▸ Information shown:

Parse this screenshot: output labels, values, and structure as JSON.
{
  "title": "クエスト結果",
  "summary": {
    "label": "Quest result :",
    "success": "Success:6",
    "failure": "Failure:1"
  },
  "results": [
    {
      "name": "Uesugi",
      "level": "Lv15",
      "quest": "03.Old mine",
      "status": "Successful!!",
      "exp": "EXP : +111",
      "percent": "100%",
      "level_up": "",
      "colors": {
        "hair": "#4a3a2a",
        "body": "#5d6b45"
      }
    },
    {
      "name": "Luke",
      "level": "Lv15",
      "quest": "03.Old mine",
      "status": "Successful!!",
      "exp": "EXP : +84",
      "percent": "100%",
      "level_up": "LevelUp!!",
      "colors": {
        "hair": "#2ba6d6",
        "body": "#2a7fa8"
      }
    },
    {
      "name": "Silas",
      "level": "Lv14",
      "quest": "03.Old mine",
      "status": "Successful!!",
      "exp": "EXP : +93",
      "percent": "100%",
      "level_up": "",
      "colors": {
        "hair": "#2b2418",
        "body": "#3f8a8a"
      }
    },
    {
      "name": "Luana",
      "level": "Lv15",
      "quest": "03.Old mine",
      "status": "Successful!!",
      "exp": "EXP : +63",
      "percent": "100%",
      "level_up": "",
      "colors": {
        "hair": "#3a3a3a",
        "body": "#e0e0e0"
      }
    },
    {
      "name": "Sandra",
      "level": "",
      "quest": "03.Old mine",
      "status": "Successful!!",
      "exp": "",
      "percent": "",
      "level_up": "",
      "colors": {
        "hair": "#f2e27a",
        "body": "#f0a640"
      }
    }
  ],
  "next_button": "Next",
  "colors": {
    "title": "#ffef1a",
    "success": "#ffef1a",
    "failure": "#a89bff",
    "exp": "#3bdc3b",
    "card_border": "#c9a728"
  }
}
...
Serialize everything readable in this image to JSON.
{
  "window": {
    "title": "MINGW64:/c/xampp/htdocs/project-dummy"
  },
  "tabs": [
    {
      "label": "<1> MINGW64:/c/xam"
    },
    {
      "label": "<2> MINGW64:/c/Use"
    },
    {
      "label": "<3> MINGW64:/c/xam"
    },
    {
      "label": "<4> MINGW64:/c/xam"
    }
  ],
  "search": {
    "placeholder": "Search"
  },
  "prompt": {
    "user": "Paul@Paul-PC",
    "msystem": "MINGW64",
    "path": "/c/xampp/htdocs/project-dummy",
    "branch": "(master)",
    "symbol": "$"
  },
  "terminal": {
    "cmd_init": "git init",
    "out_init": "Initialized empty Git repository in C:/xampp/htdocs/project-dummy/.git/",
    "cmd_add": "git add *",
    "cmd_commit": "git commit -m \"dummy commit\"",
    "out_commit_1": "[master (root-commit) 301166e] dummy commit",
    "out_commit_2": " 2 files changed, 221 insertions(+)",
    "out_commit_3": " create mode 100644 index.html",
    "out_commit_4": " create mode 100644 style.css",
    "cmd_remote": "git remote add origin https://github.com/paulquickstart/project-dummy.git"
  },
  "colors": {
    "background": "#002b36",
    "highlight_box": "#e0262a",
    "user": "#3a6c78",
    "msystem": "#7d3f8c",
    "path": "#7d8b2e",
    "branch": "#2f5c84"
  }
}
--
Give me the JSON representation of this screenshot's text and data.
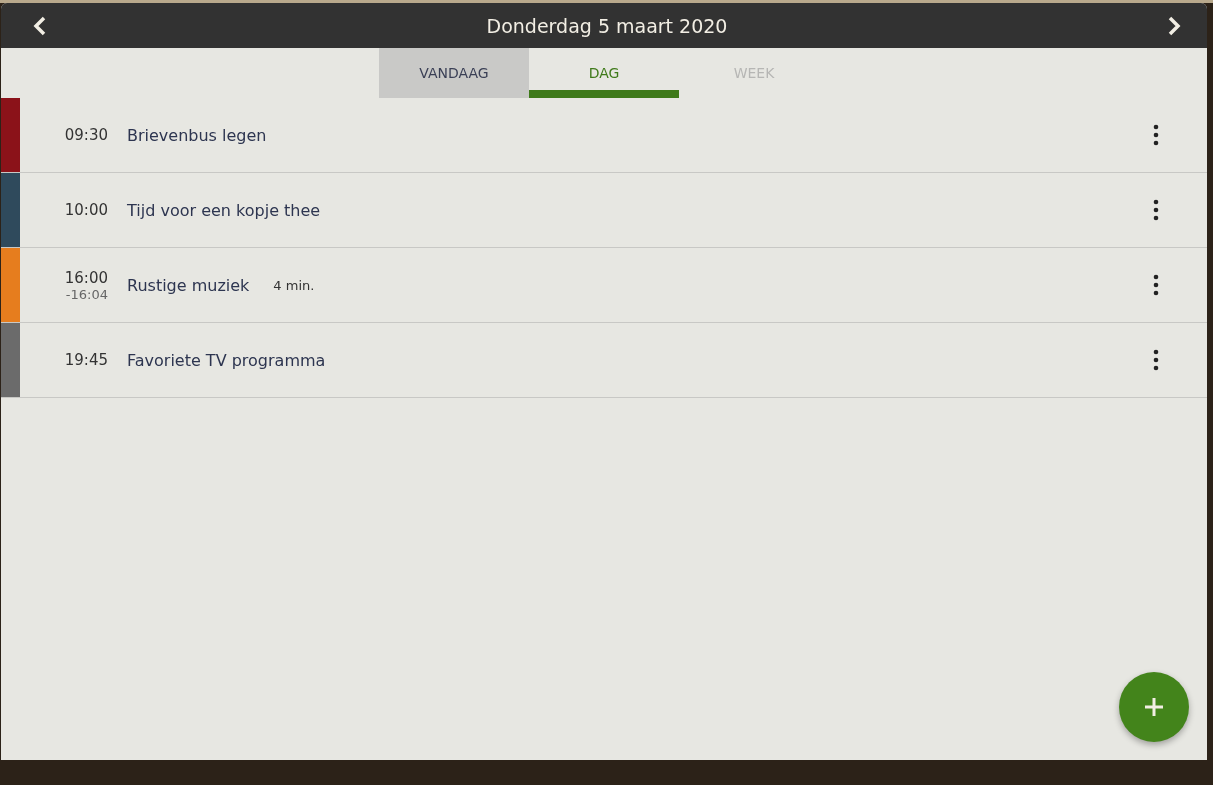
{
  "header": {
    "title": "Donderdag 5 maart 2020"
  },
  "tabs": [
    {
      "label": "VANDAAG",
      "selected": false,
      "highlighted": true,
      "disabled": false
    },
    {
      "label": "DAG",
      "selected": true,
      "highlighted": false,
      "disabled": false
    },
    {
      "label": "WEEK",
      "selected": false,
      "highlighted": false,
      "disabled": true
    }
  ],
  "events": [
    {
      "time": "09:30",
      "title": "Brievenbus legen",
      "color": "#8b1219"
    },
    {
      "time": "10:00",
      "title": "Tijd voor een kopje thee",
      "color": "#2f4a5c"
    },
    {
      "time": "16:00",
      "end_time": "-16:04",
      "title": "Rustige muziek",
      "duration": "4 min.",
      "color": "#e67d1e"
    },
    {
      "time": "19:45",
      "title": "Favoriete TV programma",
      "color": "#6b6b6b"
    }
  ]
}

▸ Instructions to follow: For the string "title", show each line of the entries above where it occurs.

▸ Written response:
  "title": "クエスト結果",
    "title": "#ffef1a",
    "title": "MINGW64:/c/xampp/htdocs/project-dummy"
    "title": "Donderdag 5 maart 2020"
      "title": "Brievenbus legen",
      "title": "Tijd voor een kopje thee",
      "title": "Rustige muziek",
      "title": "Favoriete TV programma",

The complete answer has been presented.